* TASK MATERIAL:
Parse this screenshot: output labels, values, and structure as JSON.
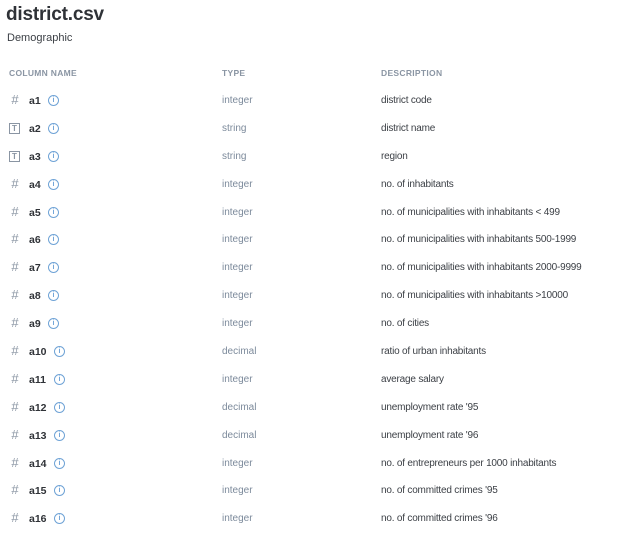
{
  "file": {
    "title": "district.csv",
    "subtitle": "Demographic"
  },
  "columns_header": {
    "name": "COLUMN NAME",
    "type": "TYPE",
    "description": "DESCRIPTION"
  },
  "rows": [
    {
      "name": "a1",
      "type": "integer",
      "description": "district code",
      "icon": "hash-icon"
    },
    {
      "name": "a2",
      "type": "string",
      "description": "district name",
      "icon": "text-icon"
    },
    {
      "name": "a3",
      "type": "string",
      "description": "region",
      "icon": "text-icon"
    },
    {
      "name": "a4",
      "type": "integer",
      "description": "no. of inhabitants",
      "icon": "hash-icon"
    },
    {
      "name": "a5",
      "type": "integer",
      "description": "no. of municipalities with inhabitants < 499",
      "icon": "hash-icon"
    },
    {
      "name": "a6",
      "type": "integer",
      "description": "no. of municipalities with inhabitants 500-1999",
      "icon": "hash-icon"
    },
    {
      "name": "a7",
      "type": "integer",
      "description": "no. of municipalities with inhabitants 2000-9999",
      "icon": "hash-icon"
    },
    {
      "name": "a8",
      "type": "integer",
      "description": "no. of municipalities with inhabitants >10000",
      "icon": "hash-icon"
    },
    {
      "name": "a9",
      "type": "integer",
      "description": "no. of cities",
      "icon": "hash-icon"
    },
    {
      "name": "a10",
      "type": "decimal",
      "description": "ratio of urban inhabitants",
      "icon": "hash-icon"
    },
    {
      "name": "a11",
      "type": "integer",
      "description": "average salary",
      "icon": "hash-icon"
    },
    {
      "name": "a12",
      "type": "decimal",
      "description": "unemployment rate '95",
      "icon": "hash-icon"
    },
    {
      "name": "a13",
      "type": "decimal",
      "description": "unemployment rate '96",
      "icon": "hash-icon"
    },
    {
      "name": "a14",
      "type": "integer",
      "description": "no. of entrepreneurs per 1000 inhabitants",
      "icon": "hash-icon"
    },
    {
      "name": "a15",
      "type": "integer",
      "description": "no. of committed crimes '95",
      "icon": "hash-icon"
    },
    {
      "name": "a16",
      "type": "integer",
      "description": "no. of committed crimes '96",
      "icon": "hash-icon"
    }
  ],
  "icons": {
    "hash_glyph": "#",
    "text_glyph": "T",
    "info_glyph": "i"
  },
  "colors": {
    "accent_info": "#6fa3d6",
    "muted": "#8a95a3"
  }
}
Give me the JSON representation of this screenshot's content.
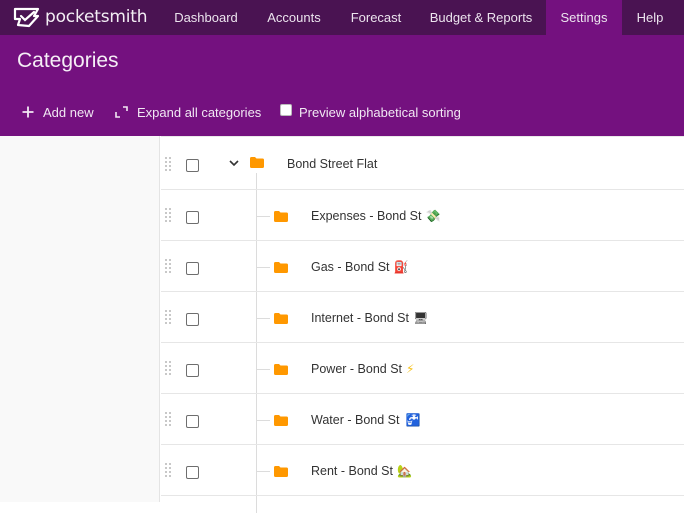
{
  "app": {
    "logo_text": "pocketsmith"
  },
  "nav": {
    "items": [
      {
        "label": "Dashboard",
        "active": false
      },
      {
        "label": "Accounts",
        "active": false
      },
      {
        "label": "Forecast",
        "active": false
      },
      {
        "label": "Budget & Reports",
        "active": false
      },
      {
        "label": "Settings",
        "active": true
      },
      {
        "label": "Help",
        "active": false
      }
    ]
  },
  "header": {
    "title": "Categories",
    "toolbar": {
      "add_new": "Add new",
      "expand_all": "Expand all categories",
      "preview_sorting": "Preview alphabetical sorting",
      "preview_sorting_checked": false
    }
  },
  "categories": {
    "parent": {
      "label": "Bond Street Flat",
      "expanded": true,
      "checked": false
    },
    "children": [
      {
        "label": "Expenses - Bond St",
        "emoji": "💸",
        "emoji_name": "money-with-wings-icon",
        "checked": false
      },
      {
        "label": "Gas - Bond St",
        "emoji": "⛽",
        "emoji_name": "fuel-pump-icon",
        "checked": false
      },
      {
        "label": "Internet - Bond St",
        "emoji": "🖥",
        "emoji_name": "desktop-computer-icon",
        "checked": false
      },
      {
        "label": "Power - Bond St",
        "emoji": "⚡",
        "emoji_name": "high-voltage-icon",
        "checked": false
      },
      {
        "label": "Water - Bond St",
        "emoji": "🚰",
        "emoji_name": "water-tap-icon",
        "checked": false
      },
      {
        "label": "Rent - Bond St",
        "emoji": "🏡",
        "emoji_name": "house-with-garden-icon",
        "checked": false
      }
    ]
  },
  "colors": {
    "nav_bg": "#4a1352",
    "brand_purple": "#74117f",
    "folder_orange": "#ff9800"
  }
}
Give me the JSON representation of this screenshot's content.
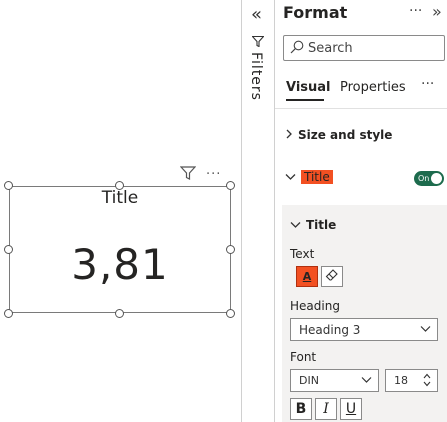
{
  "card": {
    "title": "Title",
    "value": "3,81"
  },
  "filters_pane": {
    "label": "Filters",
    "collapse_icon": "double-chevron-left-icon"
  },
  "format_pane": {
    "title": "Format",
    "more": "···",
    "expand_icon": "double-chevron-right-icon",
    "search": {
      "placeholder": "Search"
    },
    "tabs": [
      {
        "label": "Visual",
        "active": true
      },
      {
        "label": "Properties",
        "active": false
      }
    ],
    "tabs_more": "···",
    "sections": {
      "size_and_style": "Size and style",
      "title": "Title",
      "title_toggle": "On"
    },
    "title_card": {
      "heading": "Title",
      "text_label": "Text",
      "heading_label": "Heading",
      "heading_value": "Heading 3",
      "font_label": "Font",
      "font_value": "DIN",
      "font_size": "18",
      "bold": "B",
      "italic": "I",
      "underline": "U"
    }
  },
  "colors": {
    "accent_orange": "#f25022",
    "toggle_green": "#1d6b4d"
  }
}
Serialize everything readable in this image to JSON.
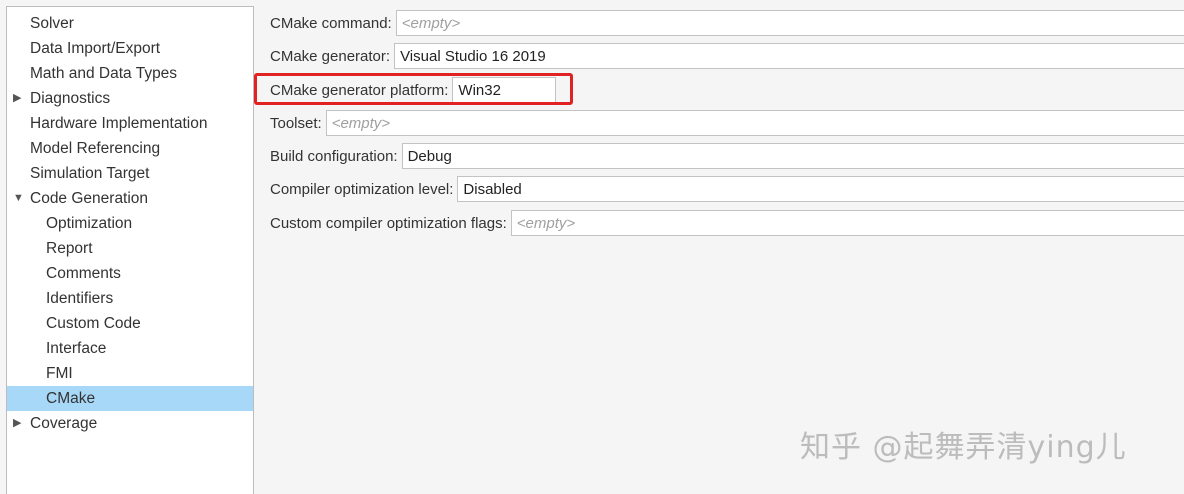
{
  "sidebar": {
    "items": [
      {
        "label": "Solver",
        "level": 0
      },
      {
        "label": "Data Import/Export",
        "level": 0
      },
      {
        "label": "Math and Data Types",
        "level": 0
      },
      {
        "label": "Diagnostics",
        "level": 0,
        "caret": "▶"
      },
      {
        "label": "Hardware Implementation",
        "level": 0
      },
      {
        "label": "Model Referencing",
        "level": 0
      },
      {
        "label": "Simulation Target",
        "level": 0
      },
      {
        "label": "Code Generation",
        "level": 0,
        "caret": "▼"
      },
      {
        "label": "Optimization",
        "level": 1
      },
      {
        "label": "Report",
        "level": 1
      },
      {
        "label": "Comments",
        "level": 1
      },
      {
        "label": "Identifiers",
        "level": 1
      },
      {
        "label": "Custom Code",
        "level": 1
      },
      {
        "label": "Interface",
        "level": 1
      },
      {
        "label": "FMI",
        "level": 1
      },
      {
        "label": "CMake",
        "level": 1,
        "selected": true
      },
      {
        "label": "Coverage",
        "level": 0,
        "caret": "▶"
      }
    ]
  },
  "fields": {
    "cmake_command": {
      "label": "CMake command:",
      "value": "",
      "placeholder": "<empty>"
    },
    "cmake_generator": {
      "label": "CMake generator:",
      "value": "Visual Studio 16 2019",
      "placeholder": ""
    },
    "cmake_generator_platform": {
      "label": "CMake generator platform:",
      "value": "Win32",
      "placeholder": ""
    },
    "toolset": {
      "label": "Toolset:",
      "value": "",
      "placeholder": "<empty>"
    },
    "build_configuration": {
      "label": "Build configuration:",
      "value": "Debug",
      "placeholder": ""
    },
    "compiler_optimization_level": {
      "label": "Compiler optimization level:",
      "value": "Disabled",
      "placeholder": ""
    },
    "custom_compiler_optimization_flags": {
      "label": "Custom compiler optimization flags:",
      "value": "",
      "placeholder": "<empty>"
    }
  },
  "watermark": "知乎 @起舞弄清ying儿",
  "colors": {
    "selection": "#a8d8f8",
    "highlight_border": "#e02222",
    "background": "#f5f5f5"
  }
}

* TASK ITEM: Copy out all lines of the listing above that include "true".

* YOUR SOLUTION:
        "active": true
      "expanded": true,
        "active": true
        "selected": true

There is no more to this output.